═════ RECORDS
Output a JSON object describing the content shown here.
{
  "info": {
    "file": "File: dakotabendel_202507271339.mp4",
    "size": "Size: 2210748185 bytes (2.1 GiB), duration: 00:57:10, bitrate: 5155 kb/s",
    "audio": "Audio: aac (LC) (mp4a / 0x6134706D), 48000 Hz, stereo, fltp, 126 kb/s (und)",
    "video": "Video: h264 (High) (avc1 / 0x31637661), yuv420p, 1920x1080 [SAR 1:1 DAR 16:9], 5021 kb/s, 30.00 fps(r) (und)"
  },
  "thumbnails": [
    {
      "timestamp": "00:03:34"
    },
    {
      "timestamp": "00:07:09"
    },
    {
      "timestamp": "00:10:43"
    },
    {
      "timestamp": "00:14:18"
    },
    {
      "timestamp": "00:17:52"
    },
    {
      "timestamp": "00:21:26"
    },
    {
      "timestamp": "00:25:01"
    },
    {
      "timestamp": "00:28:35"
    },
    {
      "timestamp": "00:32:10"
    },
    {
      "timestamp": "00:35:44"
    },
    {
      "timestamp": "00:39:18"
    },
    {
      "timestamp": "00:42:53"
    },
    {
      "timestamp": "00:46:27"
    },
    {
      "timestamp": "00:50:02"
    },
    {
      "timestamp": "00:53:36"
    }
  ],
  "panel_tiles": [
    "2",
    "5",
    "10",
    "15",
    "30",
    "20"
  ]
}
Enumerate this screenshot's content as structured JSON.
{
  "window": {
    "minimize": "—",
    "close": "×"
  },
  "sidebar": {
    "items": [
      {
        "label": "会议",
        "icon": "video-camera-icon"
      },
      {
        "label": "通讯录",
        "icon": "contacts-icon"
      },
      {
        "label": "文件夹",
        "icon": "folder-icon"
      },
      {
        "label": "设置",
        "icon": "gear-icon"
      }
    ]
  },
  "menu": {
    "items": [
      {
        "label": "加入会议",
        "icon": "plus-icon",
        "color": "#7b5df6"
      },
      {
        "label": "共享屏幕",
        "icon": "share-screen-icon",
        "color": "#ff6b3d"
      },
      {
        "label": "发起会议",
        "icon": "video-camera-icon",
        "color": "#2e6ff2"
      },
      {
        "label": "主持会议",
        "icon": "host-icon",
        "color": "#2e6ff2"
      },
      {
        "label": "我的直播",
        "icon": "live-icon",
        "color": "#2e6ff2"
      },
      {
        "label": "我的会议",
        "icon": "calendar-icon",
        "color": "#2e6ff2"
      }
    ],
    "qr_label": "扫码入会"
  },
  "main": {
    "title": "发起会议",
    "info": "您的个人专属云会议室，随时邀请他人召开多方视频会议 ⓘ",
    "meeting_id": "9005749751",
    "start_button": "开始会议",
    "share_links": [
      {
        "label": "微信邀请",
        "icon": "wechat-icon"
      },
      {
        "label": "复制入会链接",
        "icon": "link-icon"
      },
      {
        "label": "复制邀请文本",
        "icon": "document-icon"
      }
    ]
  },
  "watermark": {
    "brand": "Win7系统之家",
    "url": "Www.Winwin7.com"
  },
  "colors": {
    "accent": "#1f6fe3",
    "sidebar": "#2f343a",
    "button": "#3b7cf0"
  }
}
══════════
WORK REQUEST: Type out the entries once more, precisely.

WORKED SOLUTION:
Output a JSON object describing the content shown here.
{
  "info": {
    "file": "File: dakotabendel_202507271339.mp4",
    "size": "Size: 2210748185 bytes (2.1 GiB), duration: 00:57:10, bitrate: 5155 kb/s",
    "audio": "Audio: aac (LC) (mp4a / 0x6134706D), 48000 Hz, stereo, fltp, 126 kb/s (und)",
    "video": "Video: h264 (High) (avc1 / 0x31637661), yuv420p, 1920x1080 [SAR 1:1 DAR 16:9], 5021 kb/s, 30.00 fps(r) (und)"
  },
  "thumbnails": [
    {
      "timestamp": "00:03:34"
    },
    {
      "timestamp": "00:07:09"
    },
    {
      "timestamp": "00:10:43"
    },
    {
      "timestamp": "00:14:18"
    },
    {
      "timestamp": "00:17:52"
    },
    {
      "timestamp": "00:21:26"
    },
    {
      "timestamp": "00:25:01"
    },
    {
      "timestamp": "00:28:35"
    },
    {
      "timestamp": "00:32:10"
    },
    {
      "timestamp": "00:35:44"
    },
    {
      "timestamp": "00:39:18"
    },
    {
      "timestamp": "00:42:53"
    },
    {
      "timestamp": "00:46:27"
    },
    {
      "timestamp": "00:50:02"
    },
    {
      "timestamp": "00:53:36"
    }
  ],
  "panel_tiles": [
    "2",
    "5",
    "10",
    "15",
    "30",
    "20"
  ]
}
Enumerate this screenshot's content as structured JSON.
{
  "window": {
    "minimize": "—",
    "close": "×"
  },
  "sidebar": {
    "items": [
      {
        "label": "会议",
        "icon": "video-camera-icon"
      },
      {
        "label": "通讯录",
        "icon": "contacts-icon"
      },
      {
        "label": "文件夹",
        "icon": "folder-icon"
      },
      {
        "label": "设置",
        "icon": "gear-icon"
      }
    ]
  },
  "menu": {
    "items": [
      {
        "label": "加入会议",
        "icon": "plus-icon",
        "color": "#7b5df6"
      },
      {
        "label": "共享屏幕",
        "icon": "share-screen-icon",
        "color": "#ff6b3d"
      },
      {
        "label": "发起会议",
        "icon": "video-camera-icon",
        "color": "#2e6ff2"
      },
      {
        "label": "主持会议",
        "icon": "host-icon",
        "color": "#2e6ff2"
      },
      {
        "label": "我的直播",
        "icon": "live-icon",
        "color": "#2e6ff2"
      },
      {
        "label": "我的会议",
        "icon": "calendar-icon",
        "color": "#2e6ff2"
      }
    ],
    "qr_label": "扫码入会"
  },
  "main": {
    "title": "发起会议",
    "info": "您的个人专属云会议室，随时邀请他人召开多方视频会议 ⓘ",
    "meeting_id": "9005749751",
    "start_button": "开始会议",
    "share_links": [
      {
        "label": "微信邀请",
        "icon": "wechat-icon"
      },
      {
        "label": "复制入会链接",
        "icon": "link-icon"
      },
      {
        "label": "复制邀请文本",
        "icon": "document-icon"
      }
    ]
  },
  "watermark": {
    "brand": "Win7系统之家",
    "url": "Www.Winwin7.com"
  },
  "colors": {
    "accent": "#1f6fe3",
    "sidebar": "#2f343a",
    "button": "#3b7cf0"
  }
}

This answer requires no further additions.